Web page and app entries
########

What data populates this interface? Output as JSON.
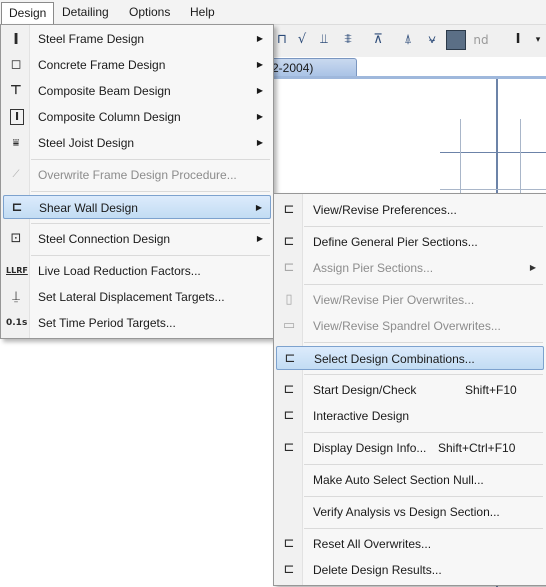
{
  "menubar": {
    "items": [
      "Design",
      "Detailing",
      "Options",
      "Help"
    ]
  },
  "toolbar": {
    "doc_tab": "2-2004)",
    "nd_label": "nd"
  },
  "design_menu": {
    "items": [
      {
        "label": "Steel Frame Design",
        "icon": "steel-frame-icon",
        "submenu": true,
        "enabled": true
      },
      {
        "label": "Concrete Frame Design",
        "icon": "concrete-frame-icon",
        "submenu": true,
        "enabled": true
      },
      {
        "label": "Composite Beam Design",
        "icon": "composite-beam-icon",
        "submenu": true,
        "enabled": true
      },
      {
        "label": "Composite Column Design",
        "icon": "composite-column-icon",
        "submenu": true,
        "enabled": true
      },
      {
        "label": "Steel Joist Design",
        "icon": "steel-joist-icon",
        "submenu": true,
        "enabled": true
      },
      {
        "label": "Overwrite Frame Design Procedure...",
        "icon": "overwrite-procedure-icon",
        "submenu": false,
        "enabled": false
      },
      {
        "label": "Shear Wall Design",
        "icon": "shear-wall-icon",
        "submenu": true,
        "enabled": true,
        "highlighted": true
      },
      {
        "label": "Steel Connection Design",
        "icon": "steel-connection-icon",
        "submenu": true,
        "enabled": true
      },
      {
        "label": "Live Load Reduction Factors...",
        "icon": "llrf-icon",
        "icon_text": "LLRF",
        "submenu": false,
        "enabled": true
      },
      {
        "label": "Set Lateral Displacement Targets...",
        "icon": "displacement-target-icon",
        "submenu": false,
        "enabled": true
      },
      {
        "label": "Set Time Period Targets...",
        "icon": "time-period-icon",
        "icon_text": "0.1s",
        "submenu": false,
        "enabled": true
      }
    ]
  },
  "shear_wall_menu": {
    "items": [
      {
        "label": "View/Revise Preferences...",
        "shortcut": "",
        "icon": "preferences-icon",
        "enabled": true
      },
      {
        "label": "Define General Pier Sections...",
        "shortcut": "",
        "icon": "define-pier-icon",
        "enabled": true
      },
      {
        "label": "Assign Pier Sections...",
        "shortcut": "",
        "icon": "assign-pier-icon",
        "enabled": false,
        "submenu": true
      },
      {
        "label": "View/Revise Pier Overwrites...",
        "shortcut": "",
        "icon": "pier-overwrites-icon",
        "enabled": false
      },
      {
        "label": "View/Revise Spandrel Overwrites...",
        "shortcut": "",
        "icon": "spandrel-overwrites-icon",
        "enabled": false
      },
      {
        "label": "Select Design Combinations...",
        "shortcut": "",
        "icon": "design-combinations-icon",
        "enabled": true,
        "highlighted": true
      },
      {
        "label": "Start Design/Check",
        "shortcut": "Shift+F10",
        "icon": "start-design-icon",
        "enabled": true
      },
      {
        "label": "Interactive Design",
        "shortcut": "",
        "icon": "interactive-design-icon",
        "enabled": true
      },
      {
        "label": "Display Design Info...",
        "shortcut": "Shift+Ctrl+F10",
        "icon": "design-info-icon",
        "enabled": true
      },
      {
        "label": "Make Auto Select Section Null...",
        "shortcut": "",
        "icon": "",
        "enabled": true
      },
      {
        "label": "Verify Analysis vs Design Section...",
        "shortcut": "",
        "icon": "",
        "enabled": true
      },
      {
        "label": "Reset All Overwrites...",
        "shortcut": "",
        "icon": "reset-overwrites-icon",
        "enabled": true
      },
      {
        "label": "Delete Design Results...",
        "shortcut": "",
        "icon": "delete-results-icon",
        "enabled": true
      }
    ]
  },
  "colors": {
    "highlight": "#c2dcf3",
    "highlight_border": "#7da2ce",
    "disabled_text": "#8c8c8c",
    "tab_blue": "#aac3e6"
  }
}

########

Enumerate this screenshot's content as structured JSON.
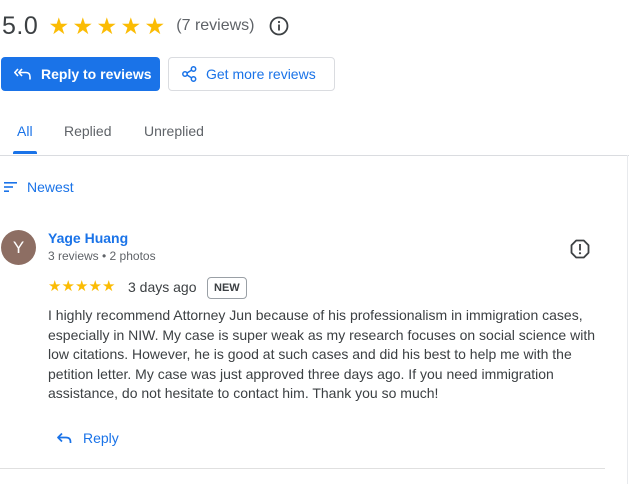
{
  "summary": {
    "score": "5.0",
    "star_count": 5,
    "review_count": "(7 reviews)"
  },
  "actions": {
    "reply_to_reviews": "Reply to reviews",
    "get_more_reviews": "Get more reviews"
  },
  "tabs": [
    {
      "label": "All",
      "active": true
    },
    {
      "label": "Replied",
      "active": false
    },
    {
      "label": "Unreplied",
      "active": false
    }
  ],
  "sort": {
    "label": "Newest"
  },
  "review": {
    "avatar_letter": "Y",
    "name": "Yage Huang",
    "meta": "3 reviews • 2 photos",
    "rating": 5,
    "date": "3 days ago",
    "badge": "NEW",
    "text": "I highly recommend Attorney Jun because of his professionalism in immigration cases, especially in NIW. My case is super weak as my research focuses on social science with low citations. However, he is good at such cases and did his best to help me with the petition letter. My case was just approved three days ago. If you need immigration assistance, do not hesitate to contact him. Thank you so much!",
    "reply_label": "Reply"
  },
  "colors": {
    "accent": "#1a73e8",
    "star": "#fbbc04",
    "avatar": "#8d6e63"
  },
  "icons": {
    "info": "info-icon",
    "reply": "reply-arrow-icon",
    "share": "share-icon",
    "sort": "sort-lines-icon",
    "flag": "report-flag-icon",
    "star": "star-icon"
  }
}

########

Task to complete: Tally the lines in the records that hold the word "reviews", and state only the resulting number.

Exercise result: 4